Quantcast

Temperature all over the place

HomeBrewTalk.com - Beer, Wine, Mead, & Cider Brewing Discussion Community.

Help Support Homebrew Talk:

Turricaine

Well-Known Member
Joined
Jul 25, 2005
Messages
205
Reaction score
1
Location
Leicester
So this is a brew day I was looking forward to. My 3rd ever AG attempt. I had calculated the US-UK ale on Promash according to my in-house feedstocks.

8.25 LB Pale Ale Grain
250g Crystal Grain
270g Flaked Maize

The problem was during the mash my thermometer reading was all over the place. I put this down to there not being enough water in the boiler since when I used another gallon in my last batch (3 gallons as opposed to 2), everything worked out fine.

2 oz 4.7% AA Hops EKG (Bittering + Aroma)
Gervin Ale Yeast

My question is this: My thermometer reading was too low and then I got suspicious and moved the thermometer to a different part of the grain bed and the temperature reading shot right up. The reason I was worried is that enzymes die above a certain temperature. But if the thermometer did not read it right at the beginning, I am assuming that not all the enzymes were killed. As soon as I noticed I switched the heating off. But it is difficult to do the mash with only 2 gallons of water and a heavy grain bag.

I'm gonna have to put it down to experience.
 

uglygoat

Well-Known Member
Joined
Jan 3, 2005
Messages
2,765
Reaction score
10
Location
Clebland, OH
where was the reading lower, and where was it higher? does that mash tun continue to heat the mash whilst it's resting, or do you turn it off? does it have a lid?
 
OP
Turricaine

Turricaine

Well-Known Member
Joined
Jul 25, 2005
Messages
205
Reaction score
1
Location
Leicester
Well I was heating my wort with the grains in a grain bag. In the grains the heat was ~62C whereas the water running around the edge by the heating element went up to 80C by the time I noticed. I think it will turn out 'ok' but I was rather ****ted off by the whole thing (xcuse language).

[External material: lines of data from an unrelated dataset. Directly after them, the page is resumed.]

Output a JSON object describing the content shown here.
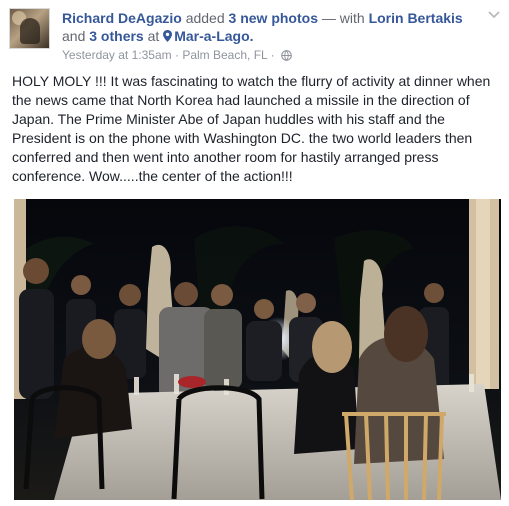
{
  "post": {
    "author": "Richard DeAgazio",
    "action": "added",
    "photos": "3 new photos",
    "with_text": "— with",
    "tagged_person": "Lorin Bertakis",
    "and": "and",
    "others": "3 others",
    "at": "at",
    "location": "Mar-a-Lago.",
    "timestamp": "Yesterday at 1:35am",
    "place": "Palm Beach, FL",
    "separator": "·",
    "text": "HOLY MOLY !!! It was fascinating to watch the flurry of activity at dinner when the news came that North Korea had launched a missile in the direction of Japan. The Prime Minister Abe of Japan huddles with his staff and the President is on the phone with Washington DC. the two world leaders then conferred and then went into another room for hastily arranged press conference. Wow.....the center of the action!!!"
  },
  "icons": {
    "location": "map-pin-icon",
    "privacy": "globe-icon",
    "options": "chevron-down-icon"
  },
  "colors": {
    "link": "#365899",
    "text": "#1d2129",
    "meta": "#90949c"
  }
}
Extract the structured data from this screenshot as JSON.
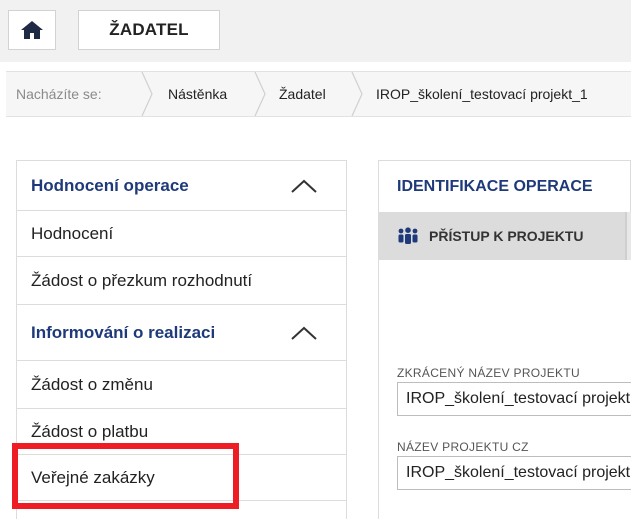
{
  "topbar": {
    "home_icon": "home-icon",
    "zadatel_label": "ŽADATEL"
  },
  "breadcrumb": {
    "label": "Nacházíte se:",
    "items": [
      "Nástěnka",
      "Žadatel",
      "IROP_školení_testovací projekt_1"
    ]
  },
  "leftmenu": {
    "sections": [
      {
        "title": "Hodnocení operace",
        "items": [
          "Hodnocení",
          "Žádost o přezkum rozhodnutí"
        ]
      },
      {
        "title": "Informování o realizaci",
        "items": [
          "Žádost o změnu",
          "Žádost o platbu",
          "Veřejné zakázky"
        ]
      }
    ]
  },
  "main": {
    "tab_label": "IDENTIFIKACE OPERACE",
    "subtab_label": "PŘÍSTUP K PROJEKTU",
    "subtab_icon": "people-icon",
    "fields": [
      {
        "label": "ZKRÁCENÝ NÁZEV PROJEKTU",
        "value": "IROP_školení_testovací projekt"
      },
      {
        "label": "NÁZEV PROJEKTU CZ",
        "value": "IROP_školení_testovací projekt"
      }
    ]
  },
  "colors": {
    "accent": "#1f3a7a",
    "highlight": "#ee1c25"
  }
}
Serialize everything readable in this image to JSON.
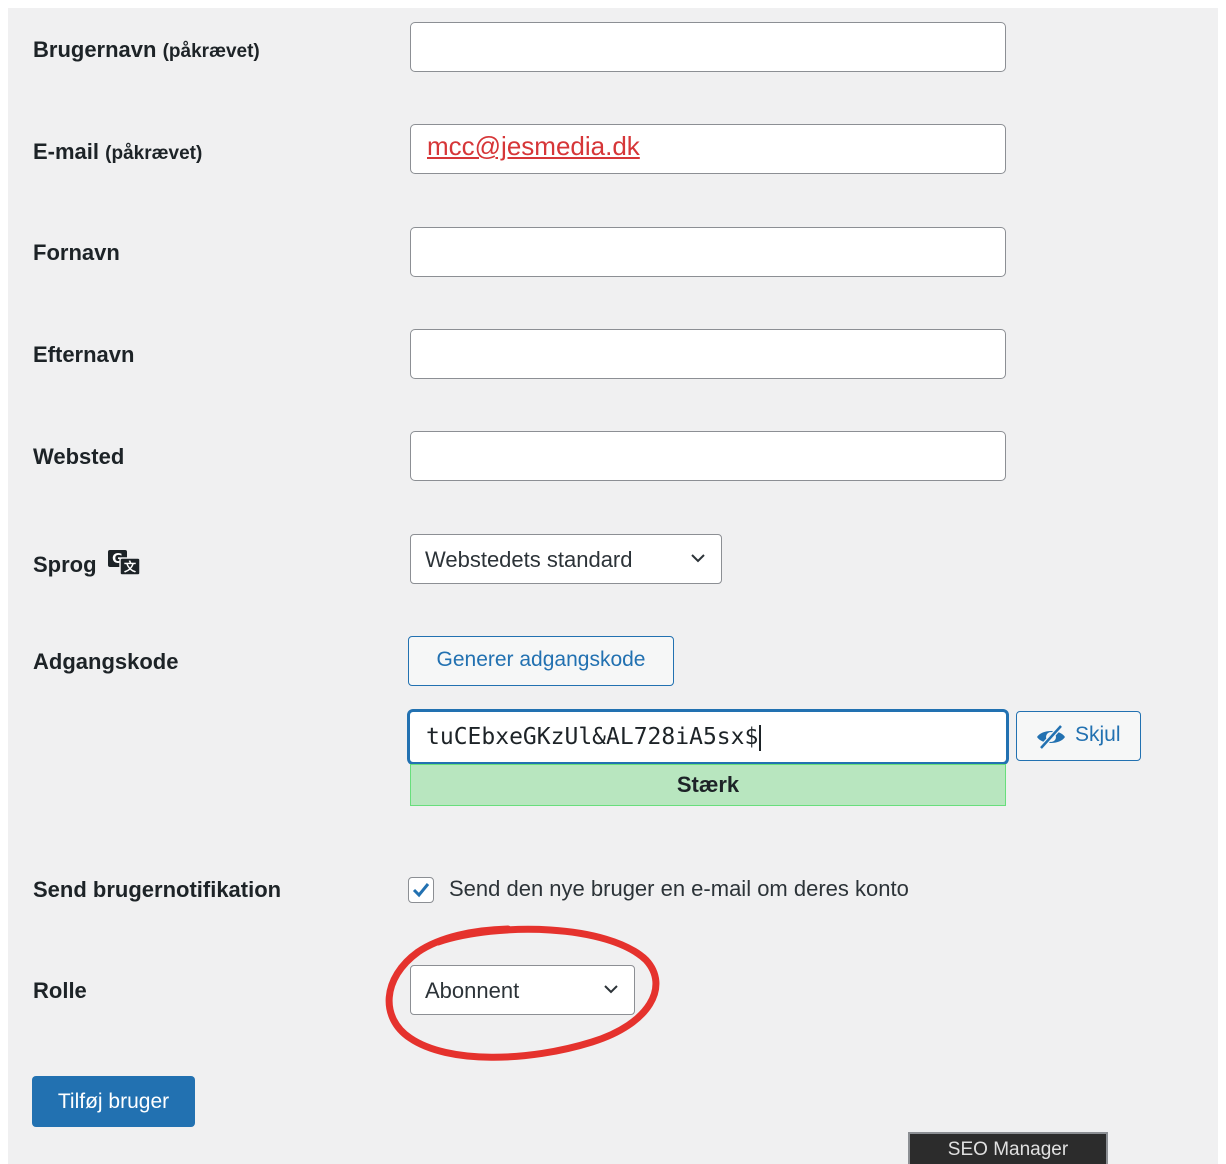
{
  "form": {
    "username": {
      "label": "Brugernavn",
      "required": "(påkrævet)",
      "value": ""
    },
    "email": {
      "label": "E-mail",
      "required": "(påkrævet)",
      "value": "mcc@jesmedia.dk"
    },
    "firstname": {
      "label": "Fornavn",
      "value": ""
    },
    "lastname": {
      "label": "Efternavn",
      "value": ""
    },
    "website": {
      "label": "Websted",
      "value": ""
    },
    "language": {
      "label": "Sprog",
      "icon": "translation-icon",
      "selected": "Webstedets standard"
    },
    "password": {
      "label": "Adgangskode",
      "generate_label": "Generer adgangskode",
      "value": "tuCEbxeGKzUl&AL728iA5sx$",
      "strength": "Stærk",
      "hide_label": "Skjul",
      "hide_icon": "eye-slash-icon"
    },
    "notification": {
      "label": "Send brugernotifikation",
      "checkbox_label": "Send den nye bruger en e-mail om deres konto",
      "checked": true
    },
    "role": {
      "label": "Rolle",
      "selected": "Abonnent"
    },
    "submit_label": "Tilføj bruger"
  },
  "overlay": {
    "seo_manager_label": "SEO Manager"
  },
  "colors": {
    "accent": "#2271b1",
    "annotation": "#e5322d",
    "strength_bg": "#b8e6bf",
    "email": "#d63638"
  }
}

My boiler is such that when I reach the desired temperature, I turn down the knob until I hear it click to maintain that temperature.

Notice that the guy in the link (exact same hardware as myself except for the wort chiller), does the mash with the grains in-situ and only uses the mesh bag for sparging. I read somewhere that this is the right thing to do if you are using an external heat source (a stove), but leads to scorching in this particular set-up.

All that it means is that I will be using 3 gallons of water in the mash and >2 gallons to sparge to get my >5 gallons wort. I will be using 3kg bags of pale ale malt and then whatever adjuncts on top, but I will avoid using heavy grain schedules as I think this makes matters a bit more difficult for more than one reason.
 

uglygoat

Well-Known Member
Joined
Jan 3, 2005
Messages
2,765
Reaction score
10
Location
Clebland, OH
you might have a hard time getting a thorough mixing of the mash by keeping the grains in the bag in the mash tun. i think you really want that water around the edges of the grain in the bag to be mixed into the grain.

do you stir the grains at all in the bag?

no lid then eh?
 
OP
Turricaine

Turricaine

Well-Known Member
Joined
Jul 25, 2005
Messages
205
Reaction score
1
Location
Leicester
Here is a pictorial for you to see:

http://i14.photobucket.com/albums/a329/CentralAsia/Aug1724.jpg
http://i14.photobucket.com/albums/a329/CentralAsia/Aug1725.jpg
http://i14.photobucket.com/albums/a329/CentralAsia/Aug1726.jpg
http://i14.photobucket.com/albums/a329/CentralAsia/Aug1727.jpg

As you can see the grain bag goes horrible brown color like soiled underpants. But the real problem is that under gravity without water underneath to support it, the weight of the grain bag means that it sinks deep into the bucket. Fastening the string cord securely does help matters though.

I think one of these stainless steel false bottoms could help matters.

http://www.northernbrewer.com/pics/fullsize/stainless-false-bottom.jpg

Hopefully things will sort themselves out on their own but if it continues to be a nuisance then I will resort to this.

Yeah, I do have a lid. Luckily it is pierced with a hole that allows me to insert a digital thermometer. I aim to put the water in cold and heat it to 65C and maintain it there as a compromise for both alpha and beta amylase enzymes.
 
Top